Buxton Opera House – until 19 July 2018
Guest reviewer: Charlotte Valori
On his way home from victory at Troy, Cretan king Idomeneo’s ship is caught in a dreadful storm. In desperation, he vows to Neptune to sacrifice the first thing he sees if he reaches dry land safely. Tragically, that turns out to be Idomeneo’s own son, Idamante, who has fallen in love with captured Trojan princess Ilia, herself secretly smitten with Idamante but hostile to all Greeks since the destruction of her city.
Idomeneo spends the rest of his opera trying work out how not to kill Idamante without bringing the wrath of Neptune on his Cretans: he fails spectacularly, alienating his bewildered son in the process and exposing Crete to the rampages of a terrible sea monster.
Here, in Stephen Medcalf’s vision, the ‘monster’ is Idomeneo’s own guilt, which possesses him physically, turning him into a gurning, rampaging menace on stage.

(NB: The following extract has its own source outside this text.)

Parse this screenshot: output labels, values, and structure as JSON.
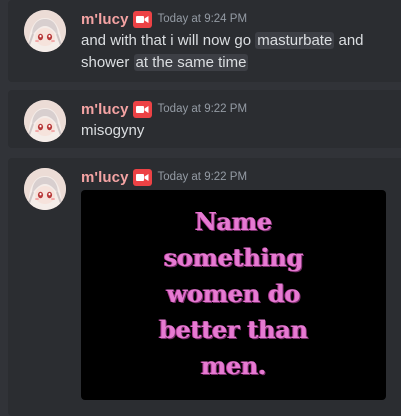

Eventually, Neptune relents on the condition that Idomeneo hands his crown over to Idamante, with Ilia as queen. Varesco’s plot contains several problems, not least of which is Neptune’s volte-face from requiring human sacrifice to ordaining just and sensible rule over Crete – a scarcely credible cop-out for an ancient deity. But the bashed, hashed version of Apollodorus’ myth is merely a jumping off point, for this is an opera about Enlightenment leadership, nobility and personal sacrifice, in which duty and love are placed in dramatic conflict.
Medcalf’s thoughtful direction, and Isabella Bywater’s glorious design of a room choked by tidal waves of sand looking out to a distant sea, which magically transforms into a beleaguered ship during a terrifying storm scene, make Buxton’s unquestionably the best Idomeneo I’ve yet seen.
In military uniforms and puttees, the Greeks seem to have just got home from the First World War, good cultural shorthand for the level of psychological devastation wreaked on all sides by the fall of Troy. Paul Nilon is compellingly vulnerable and haunted as Idomeneo, his seasoned tenor sometimes almost raw with emotion. Heather Lowe’s stylish, freshly voiced and dramatically focused Idamante is brilliantly boyish and affecting, nicely paired with Rebecca Bottone’s steely, determined Ilia, a princess riven with horror at her own love for the enemy. Madeleine Pierard’s sassy, charismatic Elettra, a Greek princess who wants Idamante for herself, is a show-stopping sensation, bristling with passion and bitterness. The chorus scenes are magnificent, and conductor Nicholas Kok produces a clean, majestic sound from the Northern Chamber Orchestra, and though timing can fall a little oddly, it’s a satisfying, often stunning listen.
Visually powerful, psychologically compelling, and superbly well sung, Buxton’s production effectively masks Idomeneo’s inherent drawbacks. But they still remain: Idomeneo is no sprightly Da Ponte human drama, but a long, serious and inward-looking piece, carefully unpicking its moral dilemmas with Baroque beauty and grandeur, but without any sense of urgency or narrative thrust, which is why it so often falls flat. This Idomeneo works because it is seriously well acted within a clear directorial vision: Lowe, Bottone, Pierard and Nilon deliver intense, deeply felt characters driven to actions we can comprehend by emotions we can feel.